** Opening SUPPLIED ENTRIES block **

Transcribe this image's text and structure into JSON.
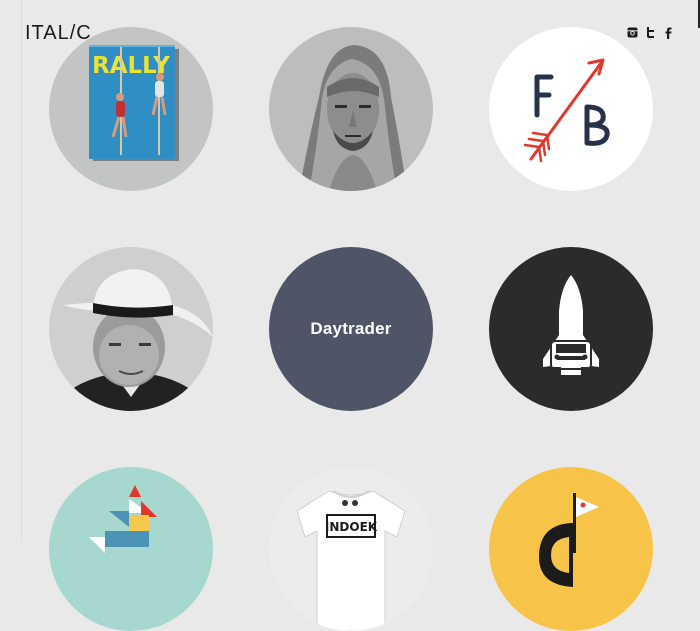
{
  "site": {
    "logo": "ITAL/C"
  },
  "social": [
    {
      "name": "instagram-icon"
    },
    {
      "name": "twitter-icon"
    },
    {
      "name": "facebook-icon"
    }
  ],
  "magazine": {
    "masthead": "RALLY"
  },
  "daytrader": {
    "label": "Daytrader",
    "bg": "#4f5566"
  },
  "tshirt": {
    "print": "INDOEK"
  },
  "colors": {
    "page_bg": "#e9e9e9",
    "mint": "#a6d8cf",
    "yellow": "#f7c349",
    "dark": "#2b2b2b",
    "red": "#e3372b",
    "navy": "#26314a"
  }
}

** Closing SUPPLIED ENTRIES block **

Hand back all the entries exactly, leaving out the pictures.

§ EXERCISE OUTPUT
Transcribe this image's text and structure into JSON.
{
  "site": {
    "logo": "ITAL/C"
  },
  "social": [
    {
      "name": "instagram-icon"
    },
    {
      "name": "twitter-icon"
    },
    {
      "name": "facebook-icon"
    }
  ],
  "magazine": {
    "masthead": "RALLY"
  },
  "daytrader": {
    "label": "Daytrader",
    "bg": "#4f5566"
  },
  "tshirt": {
    "print": "INDOEK"
  },
  "colors": {
    "page_bg": "#e9e9e9",
    "mint": "#a6d8cf",
    "yellow": "#f7c349",
    "dark": "#2b2b2b",
    "red": "#e3372b",
    "navy": "#26314a"
  }
}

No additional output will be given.